- [Work item]:
Hand back the entries below exactly.

- [Interface dataset entries]:
........

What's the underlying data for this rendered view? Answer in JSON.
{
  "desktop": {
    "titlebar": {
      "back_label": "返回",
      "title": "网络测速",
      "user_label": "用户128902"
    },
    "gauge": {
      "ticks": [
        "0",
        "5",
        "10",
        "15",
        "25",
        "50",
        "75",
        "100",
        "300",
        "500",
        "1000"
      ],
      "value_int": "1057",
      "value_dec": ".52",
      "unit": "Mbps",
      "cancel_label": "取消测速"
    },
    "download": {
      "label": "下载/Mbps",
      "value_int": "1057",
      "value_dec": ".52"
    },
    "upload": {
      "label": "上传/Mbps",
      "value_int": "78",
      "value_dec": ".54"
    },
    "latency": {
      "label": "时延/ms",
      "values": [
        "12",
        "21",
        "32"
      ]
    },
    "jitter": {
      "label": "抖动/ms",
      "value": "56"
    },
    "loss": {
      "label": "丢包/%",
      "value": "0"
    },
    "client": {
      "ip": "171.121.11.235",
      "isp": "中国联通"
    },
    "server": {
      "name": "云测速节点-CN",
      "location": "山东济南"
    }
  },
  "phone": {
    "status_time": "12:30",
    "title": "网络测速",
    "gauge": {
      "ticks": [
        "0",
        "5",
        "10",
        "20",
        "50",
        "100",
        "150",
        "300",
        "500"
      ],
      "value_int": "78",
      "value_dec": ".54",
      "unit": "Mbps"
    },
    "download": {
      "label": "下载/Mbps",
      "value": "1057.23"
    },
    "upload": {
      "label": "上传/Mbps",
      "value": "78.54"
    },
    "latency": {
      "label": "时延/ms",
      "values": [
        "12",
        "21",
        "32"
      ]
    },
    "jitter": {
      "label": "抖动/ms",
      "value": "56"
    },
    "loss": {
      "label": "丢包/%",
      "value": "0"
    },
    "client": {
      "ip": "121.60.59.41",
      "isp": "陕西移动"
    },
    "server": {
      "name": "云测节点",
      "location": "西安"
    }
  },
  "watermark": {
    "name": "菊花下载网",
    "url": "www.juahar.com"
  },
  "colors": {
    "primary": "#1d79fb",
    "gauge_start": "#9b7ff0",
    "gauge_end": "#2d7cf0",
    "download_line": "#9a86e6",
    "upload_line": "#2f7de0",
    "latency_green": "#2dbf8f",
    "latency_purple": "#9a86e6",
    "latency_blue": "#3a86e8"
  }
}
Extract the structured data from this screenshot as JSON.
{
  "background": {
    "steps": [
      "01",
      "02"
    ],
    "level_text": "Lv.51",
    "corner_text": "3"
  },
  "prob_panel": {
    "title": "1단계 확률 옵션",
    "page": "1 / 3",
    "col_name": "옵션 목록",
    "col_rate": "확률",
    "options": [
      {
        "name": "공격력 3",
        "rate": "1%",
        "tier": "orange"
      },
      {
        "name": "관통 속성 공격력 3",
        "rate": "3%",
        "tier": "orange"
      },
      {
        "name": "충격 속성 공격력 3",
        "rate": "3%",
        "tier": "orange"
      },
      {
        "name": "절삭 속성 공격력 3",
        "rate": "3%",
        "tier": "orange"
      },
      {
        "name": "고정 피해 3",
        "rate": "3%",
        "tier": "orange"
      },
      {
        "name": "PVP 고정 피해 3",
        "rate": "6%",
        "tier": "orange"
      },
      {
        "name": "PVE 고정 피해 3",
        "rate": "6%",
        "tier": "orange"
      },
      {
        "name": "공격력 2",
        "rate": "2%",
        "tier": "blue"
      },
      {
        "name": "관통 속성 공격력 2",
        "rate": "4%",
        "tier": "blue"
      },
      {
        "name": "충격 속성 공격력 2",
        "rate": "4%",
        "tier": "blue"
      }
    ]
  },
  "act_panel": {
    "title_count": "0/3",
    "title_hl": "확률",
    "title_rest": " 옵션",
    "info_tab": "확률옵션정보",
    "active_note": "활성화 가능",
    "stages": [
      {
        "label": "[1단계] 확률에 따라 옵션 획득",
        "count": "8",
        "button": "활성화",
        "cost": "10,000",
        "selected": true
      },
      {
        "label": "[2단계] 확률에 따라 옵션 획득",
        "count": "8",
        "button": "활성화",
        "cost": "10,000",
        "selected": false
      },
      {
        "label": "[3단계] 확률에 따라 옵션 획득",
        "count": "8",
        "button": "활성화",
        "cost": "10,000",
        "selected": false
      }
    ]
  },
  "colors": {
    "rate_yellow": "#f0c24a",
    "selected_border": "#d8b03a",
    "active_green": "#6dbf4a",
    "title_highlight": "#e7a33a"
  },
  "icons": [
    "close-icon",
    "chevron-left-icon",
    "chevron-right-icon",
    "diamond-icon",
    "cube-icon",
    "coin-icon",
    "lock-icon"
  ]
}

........

- [Exercise answer]:
What's the underlying data for this rendered view? Answer in JSON.
{
  "desktop": {
    "titlebar": {
      "back_label": "返回",
      "title": "网络测速",
      "user_label": "用户128902"
    },
    "gauge": {
      "ticks": [
        "0",
        "5",
        "10",
        "15",
        "25",
        "50",
        "75",
        "100",
        "300",
        "500",
        "1000"
      ],
      "value_int": "1057",
      "value_dec": ".52",
      "unit": "Mbps",
      "cancel_label": "取消测速"
    },
    "download": {
      "label": "下载/Mbps",
      "value_int": "1057",
      "value_dec": ".52"
    },
    "upload": {
      "label": "上传/Mbps",
      "value_int": "78",
      "value_dec": ".54"
    },
    "latency": {
      "label": "时延/ms",
      "values": [
        "12",
        "21",
        "32"
      ]
    },
    "jitter": {
      "label": "抖动/ms",
      "value": "56"
    },
    "loss": {
      "label": "丢包/%",
      "value": "0"
    },
    "client": {
      "ip": "171.121.11.235",
      "isp": "中国联通"
    },
    "server": {
      "name": "云测速节点-CN",
      "location": "山东济南"
    }
  },
  "phone": {
    "status_time": "12:30",
    "title": "网络测速",
    "gauge": {
      "ticks": [
        "0",
        "5",
        "10",
        "20",
        "50",
        "100",
        "150",
        "300",
        "500"
      ],
      "value_int": "78",
      "value_dec": ".54",
      "unit": "Mbps"
    },
    "download": {
      "label": "下载/Mbps",
      "value": "1057.23"
    },
    "upload": {
      "label": "上传/Mbps",
      "value": "78.54"
    },
    "latency": {
      "label": "时延/ms",
      "values": [
        "12",
        "21",
        "32"
      ]
    },
    "jitter": {
      "label": "抖动/ms",
      "value": "56"
    },
    "loss": {
      "label": "丢包/%",
      "value": "0"
    },
    "client": {
      "ip": "121.60.59.41",
      "isp": "陕西移动"
    },
    "server": {
      "name": "云测节点",
      "location": "西安"
    }
  },
  "watermark": {
    "name": "菊花下载网",
    "url": "www.juahar.com"
  },
  "colors": {
    "primary": "#1d79fb",
    "gauge_start": "#9b7ff0",
    "gauge_end": "#2d7cf0",
    "download_line": "#9a86e6",
    "upload_line": "#2f7de0",
    "latency_green": "#2dbf8f",
    "latency_purple": "#9a86e6",
    "latency_blue": "#3a86e8"
  }
}
Extract the structured data from this screenshot as JSON.
{
  "background": {
    "steps": [
      "01",
      "02"
    ],
    "level_text": "Lv.51",
    "corner_text": "3"
  },
  "prob_panel": {
    "title": "1단계 확률 옵션",
    "page": "1 / 3",
    "col_name": "옵션 목록",
    "col_rate": "확률",
    "options": [
      {
        "name": "공격력 3",
        "rate": "1%",
        "tier": "orange"
      },
      {
        "name": "관통 속성 공격력 3",
        "rate": "3%",
        "tier": "orange"
      },
      {
        "name": "충격 속성 공격력 3",
        "rate": "3%",
        "tier": "orange"
      },
      {
        "name": "절삭 속성 공격력 3",
        "rate": "3%",
        "tier": "orange"
      },
      {
        "name": "고정 피해 3",
        "rate": "3%",
        "tier": "orange"
      },
      {
        "name": "PVP 고정 피해 3",
        "rate": "6%",
        "tier": "orange"
      },
      {
        "name": "PVE 고정 피해 3",
        "rate": "6%",
        "tier": "orange"
      },
      {
        "name": "공격력 2",
        "rate": "2%",
        "tier": "blue"
      },
      {
        "name": "관통 속성 공격력 2",
        "rate": "4%",
        "tier": "blue"
      },
      {
        "name": "충격 속성 공격력 2",
        "rate": "4%",
        "tier": "blue"
      }
    ]
  },
  "act_panel": {
    "title_count": "0/3",
    "title_hl": "확률",
    "title_rest": " 옵션",
    "info_tab": "확률옵션정보",
    "active_note": "활성화 가능",
    "stages": [
      {
        "label": "[1단계] 확률에 따라 옵션 획득",
        "count": "8",
        "button": "활성화",
        "cost": "10,000",
        "selected": true
      },
      {
        "label": "[2단계] 확률에 따라 옵션 획득",
        "count": "8",
        "button": "활성화",
        "cost": "10,000",
        "selected": false
      },
      {
        "label": "[3단계] 확률에 따라 옵션 획득",
        "count": "8",
        "button": "활성화",
        "cost": "10,000",
        "selected": false
      }
    ]
  },
  "colors": {
    "rate_yellow": "#f0c24a",
    "selected_border": "#d8b03a",
    "active_green": "#6dbf4a",
    "title_highlight": "#e7a33a"
  },
  "icons": [
    "close-icon",
    "chevron-left-icon",
    "chevron-right-icon",
    "diamond-icon",
    "cube-icon",
    "coin-icon",
    "lock-icon"
  ]
}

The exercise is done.